It’s obvious I am wet behind the ears, and a little disorganized to boot, but it got me to thinking about other writers and their habits. Articles and interviews do a good job at getting a synopsis or inspiration behind a writing project, but some lack the time to really delve into the character behind the characters-the untold story of the ways and means of an author. Is there a process behind or just beyond the writing process we writer’s use. In the case of my W-A-B teens does J.K. Rowlings (Harry Potter series) or Stephanie Meyers (Twilight Series) write on a PC or laptop? Do they draw inspiration from Shakesphere or comic books? Do they write to classical music, folk or rock? Do they people watch or character sketch? How do they research a setting, a character’s dialect, a character flaw? Aspiring writers want to know?
Let me let you in on another vice of mine. Please don’t judge. Eric Jerome Dickey novels. Yes, I read them, specifically the ones in the Gideon series. They are fast paced and smartly written with enough sex and violence in it to make a Christian author like me blush. So, I take them in small doses. It’s my equivalent to a Soprano’s or Sex and the City DVD collection. I am that devoted, but the best part of his novels, by far to me, is in the acknowledgements which he has in the back of his books. To an inquisitive author like myself, this is worth the Canada cover price to me. He details there the inspiration for his characters, more like conversations (real or in jest) with characters. He talks about writing on tour, and how these experiences help create settings in his future novels. I’m talking London, Tijuana, and recently (Dying for Revenge) Antigua. I’m not talking about tourist maps and a Sony digital camera either. He thanks hordes of people he has supped with, spoken with, and been chauffeured around by. Suddenly I feel like I’ve been half-stepping with my internet research and playing it safe setting a scene at home here in Maryland. His bio always proclaims he lives on the road, but rests in Southern Cali. So as I’m searching the Bible for envy and covetousness scriptures to convict me for the jealousy I feel, I realize, this is the life I imagined. I want to be Eric Jerome Dickey. Sorry for any fan that may be in line behind me when I meet him, but I have a rough outline of what I would say to him like Charlotte prepared for Big in the Sex and the City movie, with less aggravation and way more admiration.
Writer’s juggle worlds and lives of characters in their minds and sometimes compromise or fumble in their own lives. More than anything I want my W-A-B teens to see the full spectrum of a writer’s life and not just that of their tortured time-and-space challenged club advisor.
I created the Ways and Means survey for Writers to discover those craft practices that have helped writers create that authentic piece of work and present it to the world.

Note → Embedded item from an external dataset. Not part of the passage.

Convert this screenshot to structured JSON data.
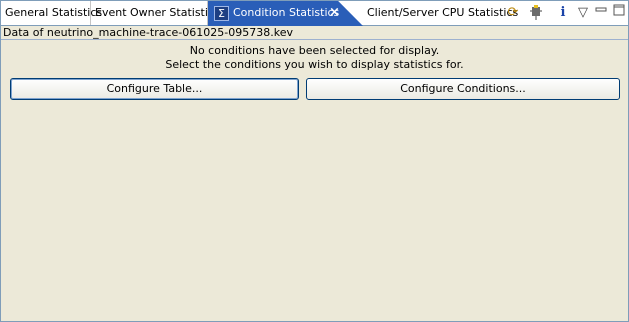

It is by no means meant to be a conclusive or comprehensive study. The survey deals mostly with the art of writing and not marketing and promtions. I'll leave that to the experts. I am looking for 100 poets, novelist, journalist and wordsmiths in general to honestly take part and I will continue to finance the survey until that goal is reached. names are optional and are not linked to survey results. Authors who leave a contact email in the name box will receive a promtional item from me for participating. I hope to publish the results on a blog near you,(cross your fingers for a blog tour) and use the findings as another vehicle to inspire those who desire to touch people with their words.
And if anyone knows Eric Jerome Dickey, tell him I have some choice words for him, and please, direct him to my survey.